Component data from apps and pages
--- START ---

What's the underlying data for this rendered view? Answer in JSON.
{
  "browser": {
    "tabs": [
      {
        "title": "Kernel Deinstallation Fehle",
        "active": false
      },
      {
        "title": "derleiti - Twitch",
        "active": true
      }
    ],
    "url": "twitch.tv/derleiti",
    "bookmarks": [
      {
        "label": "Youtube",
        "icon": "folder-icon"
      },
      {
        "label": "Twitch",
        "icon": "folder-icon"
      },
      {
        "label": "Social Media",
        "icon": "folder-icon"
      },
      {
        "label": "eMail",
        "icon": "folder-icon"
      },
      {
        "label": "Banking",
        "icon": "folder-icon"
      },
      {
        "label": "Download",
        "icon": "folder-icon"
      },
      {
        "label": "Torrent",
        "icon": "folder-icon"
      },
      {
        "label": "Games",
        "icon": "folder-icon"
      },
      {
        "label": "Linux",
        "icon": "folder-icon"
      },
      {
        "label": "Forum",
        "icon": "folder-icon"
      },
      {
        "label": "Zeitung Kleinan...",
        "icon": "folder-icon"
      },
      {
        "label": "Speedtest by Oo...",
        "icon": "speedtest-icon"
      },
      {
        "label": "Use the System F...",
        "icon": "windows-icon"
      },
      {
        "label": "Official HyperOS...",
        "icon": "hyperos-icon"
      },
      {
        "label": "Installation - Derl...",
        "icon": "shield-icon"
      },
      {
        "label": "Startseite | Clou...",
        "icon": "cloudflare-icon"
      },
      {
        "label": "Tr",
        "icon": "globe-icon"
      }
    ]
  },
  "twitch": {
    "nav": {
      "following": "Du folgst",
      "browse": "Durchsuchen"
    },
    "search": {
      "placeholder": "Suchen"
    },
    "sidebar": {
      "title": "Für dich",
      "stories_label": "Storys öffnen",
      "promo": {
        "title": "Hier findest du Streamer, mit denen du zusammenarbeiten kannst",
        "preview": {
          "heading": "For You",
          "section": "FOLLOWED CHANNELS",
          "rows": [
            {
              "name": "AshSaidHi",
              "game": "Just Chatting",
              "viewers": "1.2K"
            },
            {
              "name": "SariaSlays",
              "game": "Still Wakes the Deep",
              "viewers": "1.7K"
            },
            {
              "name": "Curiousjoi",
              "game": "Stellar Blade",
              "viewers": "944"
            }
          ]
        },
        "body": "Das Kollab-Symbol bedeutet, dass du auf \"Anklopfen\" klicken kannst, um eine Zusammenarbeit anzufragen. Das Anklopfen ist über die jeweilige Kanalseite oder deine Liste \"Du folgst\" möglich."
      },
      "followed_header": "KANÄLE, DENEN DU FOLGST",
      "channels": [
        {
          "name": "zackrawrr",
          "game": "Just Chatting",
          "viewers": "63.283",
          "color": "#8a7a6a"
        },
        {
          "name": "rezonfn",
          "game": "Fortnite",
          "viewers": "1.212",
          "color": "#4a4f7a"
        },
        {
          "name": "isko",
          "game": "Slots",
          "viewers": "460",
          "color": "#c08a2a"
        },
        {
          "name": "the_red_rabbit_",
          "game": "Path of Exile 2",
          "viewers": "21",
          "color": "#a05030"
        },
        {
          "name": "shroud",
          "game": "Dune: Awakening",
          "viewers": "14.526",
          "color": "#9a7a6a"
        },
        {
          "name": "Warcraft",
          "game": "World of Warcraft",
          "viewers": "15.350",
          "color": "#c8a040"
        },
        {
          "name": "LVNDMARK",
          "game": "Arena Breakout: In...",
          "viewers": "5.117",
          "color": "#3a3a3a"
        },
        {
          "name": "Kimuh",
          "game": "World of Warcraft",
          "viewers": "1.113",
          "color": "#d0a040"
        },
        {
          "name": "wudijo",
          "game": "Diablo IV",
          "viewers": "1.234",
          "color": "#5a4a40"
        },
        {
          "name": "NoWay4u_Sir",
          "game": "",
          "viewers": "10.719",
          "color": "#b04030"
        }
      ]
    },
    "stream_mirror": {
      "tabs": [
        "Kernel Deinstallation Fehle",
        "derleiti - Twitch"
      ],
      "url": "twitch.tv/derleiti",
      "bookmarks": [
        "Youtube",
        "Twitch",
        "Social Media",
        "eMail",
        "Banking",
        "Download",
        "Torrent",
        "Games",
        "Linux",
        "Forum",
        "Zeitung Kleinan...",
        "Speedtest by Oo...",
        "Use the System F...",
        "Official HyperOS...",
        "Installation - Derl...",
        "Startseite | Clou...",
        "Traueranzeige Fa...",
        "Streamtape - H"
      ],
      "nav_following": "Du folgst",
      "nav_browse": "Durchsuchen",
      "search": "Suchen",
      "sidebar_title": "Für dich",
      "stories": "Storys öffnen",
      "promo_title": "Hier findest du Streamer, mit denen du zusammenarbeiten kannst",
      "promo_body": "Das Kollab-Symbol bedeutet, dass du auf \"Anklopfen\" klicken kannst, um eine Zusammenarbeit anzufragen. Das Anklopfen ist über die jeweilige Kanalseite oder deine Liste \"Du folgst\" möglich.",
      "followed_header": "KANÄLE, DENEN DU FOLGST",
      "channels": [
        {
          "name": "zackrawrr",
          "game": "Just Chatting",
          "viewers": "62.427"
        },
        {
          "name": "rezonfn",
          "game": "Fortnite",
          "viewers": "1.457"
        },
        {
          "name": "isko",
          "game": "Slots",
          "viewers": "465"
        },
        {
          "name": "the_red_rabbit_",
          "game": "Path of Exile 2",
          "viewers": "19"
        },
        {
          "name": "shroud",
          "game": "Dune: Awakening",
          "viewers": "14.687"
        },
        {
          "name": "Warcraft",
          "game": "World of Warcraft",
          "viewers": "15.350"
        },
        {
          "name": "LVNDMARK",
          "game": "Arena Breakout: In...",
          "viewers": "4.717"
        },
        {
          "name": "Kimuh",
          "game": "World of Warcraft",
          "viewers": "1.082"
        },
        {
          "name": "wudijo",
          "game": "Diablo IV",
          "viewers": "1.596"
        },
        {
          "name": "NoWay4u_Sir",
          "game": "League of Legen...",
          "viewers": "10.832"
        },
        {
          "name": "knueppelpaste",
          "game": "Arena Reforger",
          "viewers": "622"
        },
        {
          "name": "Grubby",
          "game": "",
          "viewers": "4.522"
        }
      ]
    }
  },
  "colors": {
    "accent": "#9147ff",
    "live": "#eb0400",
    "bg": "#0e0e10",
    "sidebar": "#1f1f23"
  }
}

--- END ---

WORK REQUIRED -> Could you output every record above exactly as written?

ANSWER FOR THE TASK ->
What's the underlying data for this rendered view? Answer in JSON.
{
  "browser": {
    "tabs": [
      {
        "title": "Kernel Deinstallation Fehle",
        "active": false
      },
      {
        "title": "derleiti - Twitch",
        "active": true
      }
    ],
    "url": "twitch.tv/derleiti",
    "bookmarks": [
      {
        "label": "Youtube",
        "icon": "folder-icon"
      },
      {
        "label": "Twitch",
        "icon": "folder-icon"
      },
      {
        "label": "Social Media",
        "icon": "folder-icon"
      },
      {
        "label": "eMail",
        "icon": "folder-icon"
      },
      {
        "label": "Banking",
        "icon": "folder-icon"
      },
      {
        "label": "Download",
        "icon": "folder-icon"
      },
      {
        "label": "Torrent",
        "icon": "folder-icon"
      },
      {
        "label": "Games",
        "icon": "folder-icon"
      },
      {
        "label": "Linux",
        "icon": "folder-icon"
      },
      {
        "label": "Forum",
        "icon": "folder-icon"
      },
      {
        "label": "Zeitung Kleinan...",
        "icon": "folder-icon"
      },
      {
        "label": "Speedtest by Oo...",
        "icon": "speedtest-icon"
      },
      {
        "label": "Use the System F...",
        "icon": "windows-icon"
      },
      {
        "label": "Official HyperOS...",
        "icon": "hyperos-icon"
      },
      {
        "label": "Installation - Derl...",
        "icon": "shield-icon"
      },
      {
        "label": "Startseite | Clou...",
        "icon": "cloudflare-icon"
      },
      {
        "label": "Tr",
        "icon": "globe-icon"
      }
    ]
  },
  "twitch": {
    "nav": {
      "following": "Du folgst",
      "browse": "Durchsuchen"
    },
    "search": {
      "placeholder": "Suchen"
    },
    "sidebar": {
      "title": "Für dich",
      "stories_label": "Storys öffnen",
      "promo": {
        "title": "Hier findest du Streamer, mit denen du zusammenarbeiten kannst",
        "preview": {
          "heading": "For You",
          "section": "FOLLOWED CHANNELS",
          "rows": [
            {
              "name": "AshSaidHi",
              "game": "Just Chatting",
              "viewers": "1.2K"
            },
            {
              "name": "SariaSlays",
              "game": "Still Wakes the Deep",
              "viewers": "1.7K"
            },
            {
              "name": "Curiousjoi",
              "game": "Stellar Blade",
              "viewers": "944"
            }
          ]
        },
        "body": "Das Kollab-Symbol bedeutet, dass du auf \"Anklopfen\" klicken kannst, um eine Zusammenarbeit anzufragen. Das Anklopfen ist über die jeweilige Kanalseite oder deine Liste \"Du folgst\" möglich."
      },
      "followed_header": "KANÄLE, DENEN DU FOLGST",
      "channels": [
        {
          "name": "zackrawrr",
          "game": "Just Chatting",
          "viewers": "63.283",
          "color": "#8a7a6a"
        },
        {
          "name": "rezonfn",
          "game": "Fortnite",
          "viewers": "1.212",
          "color": "#4a4f7a"
        },
        {
          "name": "isko",
          "game": "Slots",
          "viewers": "460",
          "color": "#c08a2a"
        },
        {
          "name": "the_red_rabbit_",
          "game": "Path of Exile 2",
          "viewers": "21",
          "color": "#a05030"
        },
        {
          "name": "shroud",
          "game": "Dune: Awakening",
          "viewers": "14.526",
          "color": "#9a7a6a"
        },
        {
          "name": "Warcraft",
          "game": "World of Warcraft",
          "viewers": "15.350",
          "color": "#c8a040"
        },
        {
          "name": "LVNDMARK",
          "game": "Arena Breakout: In...",
          "viewers": "5.117",
          "color": "#3a3a3a"
        },
        {
          "name": "Kimuh",
          "game": "World of Warcraft",
          "viewers": "1.113",
          "color": "#d0a040"
        },
        {
          "name": "wudijo",
          "game": "Diablo IV",
          "viewers": "1.234",
          "color": "#5a4a40"
        },
        {
          "name": "NoWay4u_Sir",
          "game": "",
          "viewers": "10.719",
          "color": "#b04030"
        }
      ]
    },
    "stream_mirror": {
      "tabs": [
        "Kernel Deinstallation Fehle",
        "derleiti - Twitch"
      ],
      "url": "twitch.tv/derleiti",
      "bookmarks": [
        "Youtube",
        "Twitch",
        "Social Media",
        "eMail",
        "Banking",
        "Download",
        "Torrent",
        "Games",
        "Linux",
        "Forum",
        "Zeitung Kleinan...",
        "Speedtest by Oo...",
        "Use the System F...",
        "Official HyperOS...",
        "Installation - Derl...",
        "Startseite | Clou...",
        "Traueranzeige Fa...",
        "Streamtape - H"
      ],
      "nav_following": "Du folgst",
      "nav_browse": "Durchsuchen",
      "search": "Suchen",
      "sidebar_title": "Für dich",
      "stories": "Storys öffnen",
      "promo_title": "Hier findest du Streamer, mit denen du zusammenarbeiten kannst",
      "promo_body": "Das Kollab-Symbol bedeutet, dass du auf \"Anklopfen\" klicken kannst, um eine Zusammenarbeit anzufragen. Das Anklopfen ist über die jeweilige Kanalseite oder deine Liste \"Du folgst\" möglich.",
      "followed_header": "KANÄLE, DENEN DU FOLGST",
      "channels": [
        {
          "name": "zackrawrr",
          "game": "Just Chatting",
          "viewers": "62.427"
        },
        {
          "name": "rezonfn",
          "game": "Fortnite",
          "viewers": "1.457"
        },
        {
          "name": "isko",
          "game": "Slots",
          "viewers": "465"
        },
        {
          "name": "the_red_rabbit_",
          "game": "Path of Exile 2",
          "viewers": "19"
        },
        {
          "name": "shroud",
          "game": "Dune: Awakening",
          "viewers": "14.687"
        },
        {
          "name": "Warcraft",
          "game": "World of Warcraft",
          "viewers": "15.350"
        },
        {
          "name": "LVNDMARK",
          "game": "Arena Breakout: In...",
          "viewers": "4.717"
        },
        {
          "name": "Kimuh",
          "game": "World of Warcraft",
          "viewers": "1.082"
        },
        {
          "name": "wudijo",
          "game": "Diablo IV",
          "viewers": "1.596"
        },
        {
          "name": "NoWay4u_Sir",
          "game": "League of Legen...",
          "viewers": "10.832"
        },
        {
          "name": "knueppelpaste",
          "game": "Arena Reforger",
          "viewers": "622"
        },
        {
          "name": "Grubby",
          "game": "",
          "viewers": "4.522"
        }
      ]
    }
  },
  "colors": {
    "accent": "#9147ff",
    "live": "#eb0400",
    "bg": "#0e0e10",
    "sidebar": "#1f1f23"
  }
}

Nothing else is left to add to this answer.